Twenty states still allow the practice in their public schools and according to statistics from the Center for Effective Discipline, 223,190 public school students were hit in 2008 as a form of discipline. So-called "spanking bans" for schools have been a contentious issue, especially among southern states.
While it may stop poor behavior in the short term, notes Alan Kazdin, a professor of psychology and child psychiatry at Yale University's Child Study Center, physical discipline, whether wielded by a parent or another authority figure, "fails to teach correct behavior in the long run."
What's more, research tells us that moderate to heavy corporal punishment also brings with it several negative side effects, such as increased aggression, poor academic achievement, poor parent-child relations, and increased likelihood of mental health problems, Kazdin says.
Kazdin has seen the direct connection between parental violence and childhood aggression at his clinic.
"When one trains parents to stop using corporal punishment and use other techniques, child aggression decreases," he says. "We've seen that for 30 years."

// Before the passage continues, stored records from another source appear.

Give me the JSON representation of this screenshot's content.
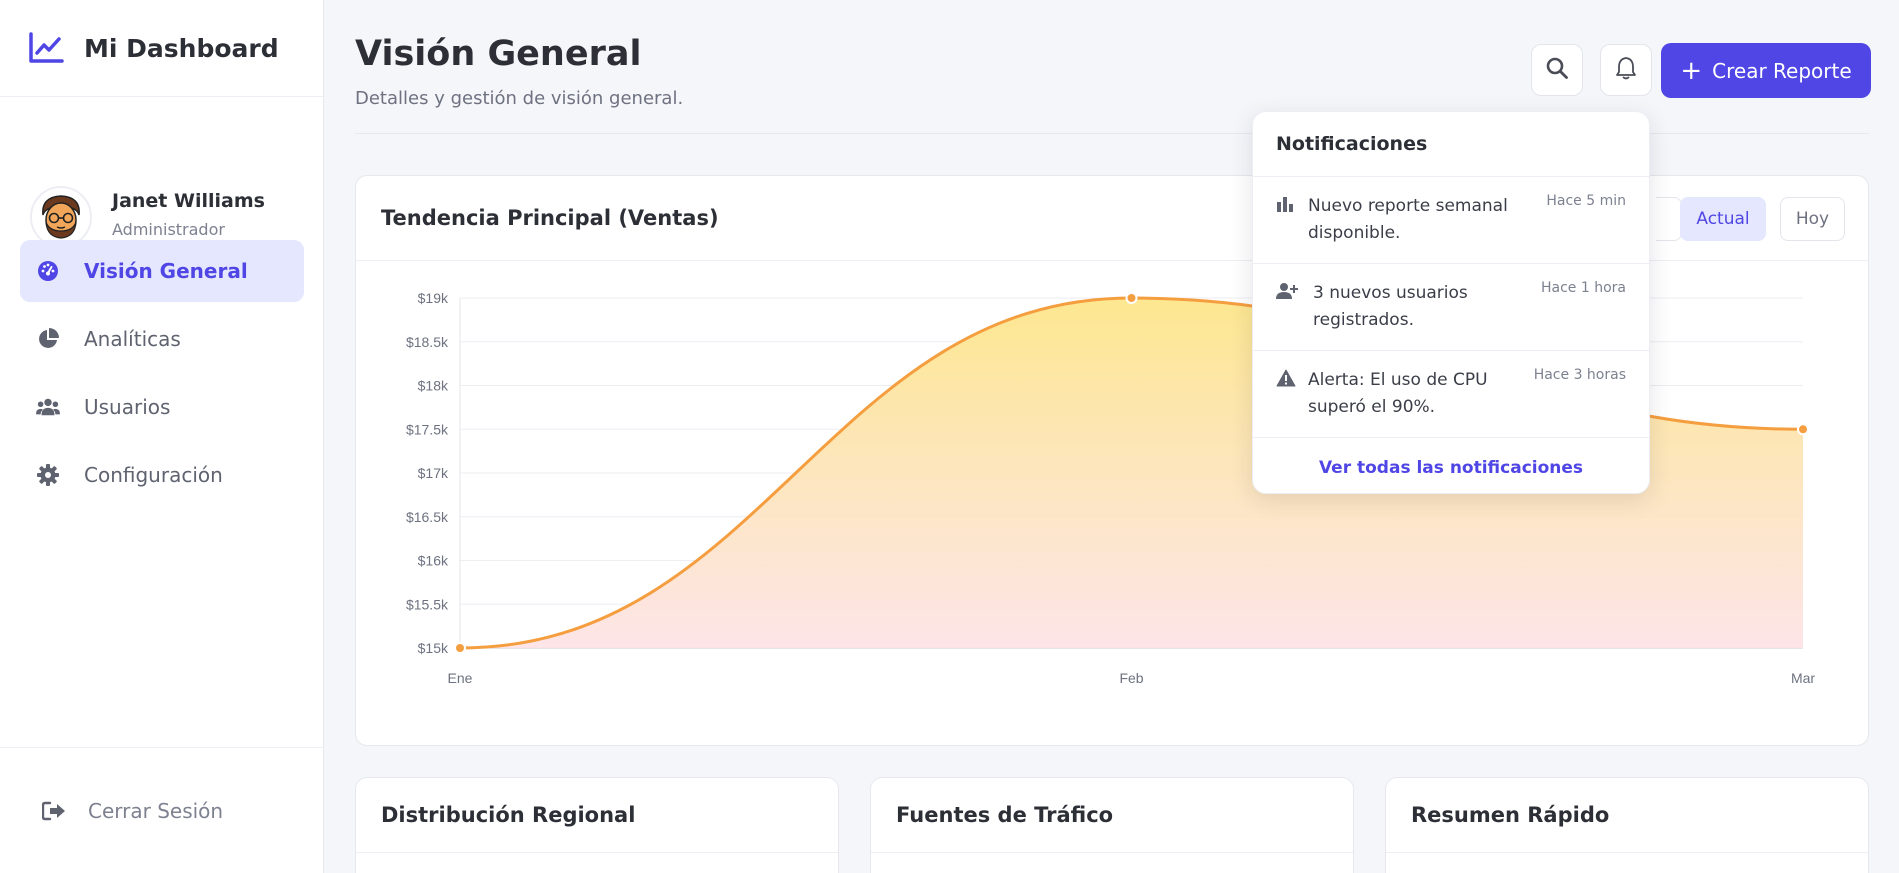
{
  "sidebar": {
    "brand": "Mi Dashboard",
    "profile": {
      "name": "Janet Williams",
      "role": "Administrador"
    },
    "items": [
      {
        "label": "Visión General",
        "icon": "gauge-icon",
        "active": true
      },
      {
        "label": "Analíticas",
        "icon": "pie-chart-icon",
        "active": false
      },
      {
        "label": "Usuarios",
        "icon": "users-icon",
        "active": false
      },
      {
        "label": "Configuración",
        "icon": "gear-icon",
        "active": false
      }
    ],
    "logout": "Cerrar Sesión"
  },
  "header": {
    "title": "Visión General",
    "subtitle": "Detalles y gestión de visión general.",
    "create_label": "Crear Reporte"
  },
  "chart_card": {
    "title": "Tendencia Principal (Ventas)",
    "filters": [
      "Actual",
      "Hoy"
    ],
    "active_filter": "Actual"
  },
  "chart_data": {
    "type": "area",
    "categories": [
      "Ene",
      "Feb",
      "Mar"
    ],
    "values": [
      15000,
      19000,
      17500
    ],
    "ylim": [
      15000,
      19000
    ],
    "yticks": [
      "$15k",
      "$15.5k",
      "$16k",
      "$16.5k",
      "$17k",
      "$17.5k",
      "$18k",
      "$18.5k",
      "$19k"
    ],
    "grid": true,
    "line_color": "#f59e3f",
    "fill_top": "#fde68a",
    "fill_bottom": "#fde2e6"
  },
  "bottom_cards": [
    "Distribución Regional",
    "Fuentes de Tráfico",
    "Resumen Rápido"
  ],
  "notifications": {
    "title": "Notificaciones",
    "items": [
      {
        "icon": "bar-chart-icon",
        "text": "Nuevo reporte semanal disponible.",
        "time": "Hace 5 min"
      },
      {
        "icon": "user-plus-icon",
        "text": "3 nuevos usuarios registrados.",
        "time": "Hace 1 hora"
      },
      {
        "icon": "warning-icon",
        "text": "Alerta: El uso de CPU superó el 90%.",
        "time": "Hace 3 horas"
      }
    ],
    "footer": "Ver todas las notificaciones"
  },
  "colors": {
    "accent": "#4f46e5",
    "accent_soft": "#e4e7fd"
  }
}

Moreover, other forms of punishment can offer an opportunity for growth, Briggs says.
"I encourage parents to consider discipline as an opportunity for education -- to teach your child impulse control, understanding of cause and effect, and effective ways to manage difficult situations," she says.
"Thus, while the very occasional spank may be appropriate, I strongly suggest other methods."